The Happy Old Man Goes to the Market


He wasn’t past the peaches, but he was on his way. The Happy Old Man sparked
and shouted. His skirts reminded his grandson of whirling dervishes.
The apples were next. The new year was on its way and the sun wasn’t yet allowed
any comment. Bottlerockets smuggled home in a violin case, something generous and
cool in the cellar and waiting.
The fruitseller’s nervous organ monkey was shelling peanuts in Papa’s hat, biting
fingers, eating flies and buttons. “Little Troublemaker” yelled the merchants, but were
they speaking of the monkey or the man who fed it?
Disturbances the old way, no plot necessary.
And the pears! The pears desperate with juice. It frightened the ripened daughters.
The sons couldn’t contain themselves.
The Happy Old Man grew bright with tiny smiles of light. The Happy Old Man
sputtered into the sky and danced on the evening breeze.
Is this where today happens?
Tonight is different. The fruit keeps waking up and whispering.
The Happy Old Man shouted and made sparks all night again. Carried the laundry
around the room like a cornucopia. Spilled eggplant soup on the lantern.
The next day at the market, the Happy Old Man is back again. Young boys are
buying the little kielbasa for lunch. The butcher snickers. “Now you can spank the baby
Polite as abandoned clothing, the Happy Old Man pays attention while bouquets of
the homeless introduce themselves as flowers until one of them with a uric taint on him,
like a last ditch effort to mark the only territory he has left, tries to get him to feel his
head, claiming it’s made of tinfoil and the suppurating sores on his feet are leaking
something more than his life. “In war only the bullets escape,” he mumbles.
An elegant young man in a black tophat wipes the tears from his raven mustaches
and on up to his cheeks, his eyes, with a handkerchief as white as snow. He removes his
clothing, folding it carefully, and enters the river with his hat still on. His long shiny hair

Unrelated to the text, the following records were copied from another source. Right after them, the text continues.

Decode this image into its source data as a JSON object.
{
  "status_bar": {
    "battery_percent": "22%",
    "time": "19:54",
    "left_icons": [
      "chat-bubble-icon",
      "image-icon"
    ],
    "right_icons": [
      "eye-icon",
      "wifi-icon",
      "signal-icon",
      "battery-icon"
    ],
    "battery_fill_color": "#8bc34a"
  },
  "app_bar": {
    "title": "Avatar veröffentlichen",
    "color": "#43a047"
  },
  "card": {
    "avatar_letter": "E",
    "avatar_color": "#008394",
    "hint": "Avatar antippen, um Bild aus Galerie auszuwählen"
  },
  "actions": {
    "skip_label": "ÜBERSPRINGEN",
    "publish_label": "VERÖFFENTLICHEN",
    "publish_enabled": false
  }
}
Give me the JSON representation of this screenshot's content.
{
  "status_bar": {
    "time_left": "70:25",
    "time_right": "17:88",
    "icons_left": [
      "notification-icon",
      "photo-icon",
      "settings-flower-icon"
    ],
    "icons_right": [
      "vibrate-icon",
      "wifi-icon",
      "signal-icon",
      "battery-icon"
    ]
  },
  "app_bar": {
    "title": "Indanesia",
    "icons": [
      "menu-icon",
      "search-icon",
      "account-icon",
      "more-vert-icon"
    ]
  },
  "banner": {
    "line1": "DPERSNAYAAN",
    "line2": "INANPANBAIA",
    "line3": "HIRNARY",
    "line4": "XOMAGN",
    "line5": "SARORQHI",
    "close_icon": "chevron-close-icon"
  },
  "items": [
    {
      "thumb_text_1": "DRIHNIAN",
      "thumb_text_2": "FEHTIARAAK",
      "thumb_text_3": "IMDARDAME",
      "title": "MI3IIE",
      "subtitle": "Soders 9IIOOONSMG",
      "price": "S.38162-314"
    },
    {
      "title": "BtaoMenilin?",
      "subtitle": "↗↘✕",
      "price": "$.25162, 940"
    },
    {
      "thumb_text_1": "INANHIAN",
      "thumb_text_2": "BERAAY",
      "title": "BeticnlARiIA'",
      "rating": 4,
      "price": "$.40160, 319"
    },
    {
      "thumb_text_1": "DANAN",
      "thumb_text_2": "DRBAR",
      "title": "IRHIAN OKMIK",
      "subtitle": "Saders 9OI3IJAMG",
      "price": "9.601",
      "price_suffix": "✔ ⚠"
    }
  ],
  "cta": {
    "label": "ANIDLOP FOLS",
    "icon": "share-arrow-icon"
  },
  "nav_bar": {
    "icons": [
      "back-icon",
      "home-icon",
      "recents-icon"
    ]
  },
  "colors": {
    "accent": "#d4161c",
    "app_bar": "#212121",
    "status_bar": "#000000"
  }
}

flows out behind him as his body lowers into the water. He dogpaddles slowly beneath
the cobblestone bridge. Soon he is joined by a dragonfly, riding his tophat, its iridescent
wings shimmering against the dark background.

Rich Ives is the author of Tunneling to the Moon: A Psychological Gardener’s Book of Days currently being published in serial @ Silenced Press everyday in 2014 and forthcoming in paperback. Begin from the beginning, catch up, read daily. Just refer to the Burrow Guide.